9. “Memories” by Conan Gray
Once again, Gray makes me cry. While Tiktok was my introduction to Gray, that was only the beginning. For me, every song of his is an emotional journey. The dark places Gray guides me through are unprecedented. This song is about attempting to move on after a breakup and finally beginning to heal, only to be intruded upon by a drunk ex time and time again. The thesis of the song lies in the verse, “I wanna put you in the past ’cause I’m traumatized, but you’re not letting me do that, ’cause tonight, you’re all drunk in my kitchen, curled in the fetal position, too busy playing the victim to be listening to me when I say ‘I wish that you would stay in my memories.’” His vocals in this song are spectacular, guiding me through a variety of emotions and giving me chills akin to listening to Adele for the first time. My favorite thing about Gray’s music is the vulnerability with which he sings. I feel as though I can trust him as a narrator by the end of every song.
10. “Butch 4 Butch” by Rio Romeo
As the song implies, this is a love story between two butch girls. However, this song details the closeted experience. Still, the journey is treacherous and, at points, toxic. Lines like “I sing her songs in my garage” and descriptions of the sunset remind me of growing up in the suburbs. That setting and lines like, “But we just laugh cause what was that we can’t take ourselves seriously,” help this song resonate with me.
“I like this song because it was one I started listening to when I started to come to terms with myself and it also details this wlw relationship in a sort of creepy and unromantic way especially in the very first verses,” University of Iowa sophomore Amber Taggart said.
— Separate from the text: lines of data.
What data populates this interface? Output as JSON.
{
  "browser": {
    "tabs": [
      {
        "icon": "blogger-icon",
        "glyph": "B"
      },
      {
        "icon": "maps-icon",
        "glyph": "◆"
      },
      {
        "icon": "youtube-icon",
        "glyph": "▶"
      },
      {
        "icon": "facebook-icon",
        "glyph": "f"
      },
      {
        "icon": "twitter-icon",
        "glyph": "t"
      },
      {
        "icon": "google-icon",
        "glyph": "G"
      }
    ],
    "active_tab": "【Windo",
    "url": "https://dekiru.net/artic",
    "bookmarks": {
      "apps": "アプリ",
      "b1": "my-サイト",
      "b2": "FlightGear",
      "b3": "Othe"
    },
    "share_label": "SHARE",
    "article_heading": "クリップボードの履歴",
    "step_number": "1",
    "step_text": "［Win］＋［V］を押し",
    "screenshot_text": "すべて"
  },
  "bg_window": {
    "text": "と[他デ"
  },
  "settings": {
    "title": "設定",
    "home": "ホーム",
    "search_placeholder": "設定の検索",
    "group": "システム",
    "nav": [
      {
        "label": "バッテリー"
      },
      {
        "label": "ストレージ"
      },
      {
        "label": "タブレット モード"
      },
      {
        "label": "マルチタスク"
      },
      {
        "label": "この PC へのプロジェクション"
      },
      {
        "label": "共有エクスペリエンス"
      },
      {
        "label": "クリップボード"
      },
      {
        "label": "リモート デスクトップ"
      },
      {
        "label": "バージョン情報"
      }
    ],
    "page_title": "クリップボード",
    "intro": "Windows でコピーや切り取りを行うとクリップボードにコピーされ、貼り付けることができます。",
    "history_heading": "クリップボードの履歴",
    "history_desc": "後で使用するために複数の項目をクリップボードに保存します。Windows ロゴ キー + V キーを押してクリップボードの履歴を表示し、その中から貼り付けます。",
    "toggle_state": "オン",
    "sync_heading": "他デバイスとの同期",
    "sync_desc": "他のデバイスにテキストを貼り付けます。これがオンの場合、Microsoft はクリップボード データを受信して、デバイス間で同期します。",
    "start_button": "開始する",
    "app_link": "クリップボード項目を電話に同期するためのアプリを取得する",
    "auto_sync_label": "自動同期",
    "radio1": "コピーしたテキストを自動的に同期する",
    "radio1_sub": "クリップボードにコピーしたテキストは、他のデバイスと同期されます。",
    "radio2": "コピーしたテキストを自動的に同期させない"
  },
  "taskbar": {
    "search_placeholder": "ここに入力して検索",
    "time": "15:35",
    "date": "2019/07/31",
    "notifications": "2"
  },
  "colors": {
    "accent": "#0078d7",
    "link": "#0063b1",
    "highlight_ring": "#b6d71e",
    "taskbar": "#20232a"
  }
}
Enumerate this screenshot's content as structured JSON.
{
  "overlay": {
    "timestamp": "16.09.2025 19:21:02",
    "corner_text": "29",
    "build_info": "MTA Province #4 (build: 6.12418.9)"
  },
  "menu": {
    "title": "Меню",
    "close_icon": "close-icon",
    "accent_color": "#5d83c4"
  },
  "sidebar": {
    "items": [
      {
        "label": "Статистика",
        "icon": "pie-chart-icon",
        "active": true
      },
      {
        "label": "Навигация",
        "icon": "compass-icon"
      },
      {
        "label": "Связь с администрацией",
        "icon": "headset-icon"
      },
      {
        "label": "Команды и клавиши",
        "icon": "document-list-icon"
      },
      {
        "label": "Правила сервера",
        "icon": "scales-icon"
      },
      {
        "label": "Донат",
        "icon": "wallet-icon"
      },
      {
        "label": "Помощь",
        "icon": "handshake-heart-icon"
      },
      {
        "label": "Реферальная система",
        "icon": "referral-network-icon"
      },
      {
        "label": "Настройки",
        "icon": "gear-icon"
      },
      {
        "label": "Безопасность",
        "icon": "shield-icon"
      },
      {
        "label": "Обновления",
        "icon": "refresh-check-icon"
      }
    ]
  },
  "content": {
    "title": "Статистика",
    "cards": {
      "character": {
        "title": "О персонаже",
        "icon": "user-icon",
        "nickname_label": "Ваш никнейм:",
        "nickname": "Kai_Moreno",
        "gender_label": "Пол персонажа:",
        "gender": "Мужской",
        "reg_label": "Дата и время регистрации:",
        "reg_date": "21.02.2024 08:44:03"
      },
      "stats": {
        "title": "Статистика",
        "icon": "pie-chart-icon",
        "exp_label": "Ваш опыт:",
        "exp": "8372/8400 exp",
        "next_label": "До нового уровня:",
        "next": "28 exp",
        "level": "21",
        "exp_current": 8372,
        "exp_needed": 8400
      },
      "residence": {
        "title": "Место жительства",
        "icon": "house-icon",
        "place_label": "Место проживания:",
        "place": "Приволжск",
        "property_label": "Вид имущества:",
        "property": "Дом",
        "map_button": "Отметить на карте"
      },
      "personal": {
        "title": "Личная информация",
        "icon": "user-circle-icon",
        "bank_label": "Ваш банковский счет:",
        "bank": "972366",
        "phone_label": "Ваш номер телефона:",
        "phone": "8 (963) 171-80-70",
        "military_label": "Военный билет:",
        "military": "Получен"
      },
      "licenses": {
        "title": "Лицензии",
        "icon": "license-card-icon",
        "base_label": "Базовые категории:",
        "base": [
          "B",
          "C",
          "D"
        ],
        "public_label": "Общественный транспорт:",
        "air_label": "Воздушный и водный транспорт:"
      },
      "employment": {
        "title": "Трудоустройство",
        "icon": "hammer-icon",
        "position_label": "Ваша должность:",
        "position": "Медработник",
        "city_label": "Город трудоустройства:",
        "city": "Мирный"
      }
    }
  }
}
The first verse, “My sweetheart’s piano is rat filled, and mine is infested with bugs. The music we make is unnatural, but it sounds just like falling in love,” certainly begins the song on an eerie note. However, my favorite lyric has to be, “But I can’t let her see me swoon, or else she will think I am weak.” Still, unlike other songs on this list, there is a concluding implication that things might work out. The concluding line, “But I can’t let her see me swoon, or else she will think I am sweet,” shows the growth in their relationship. It implies something mutual.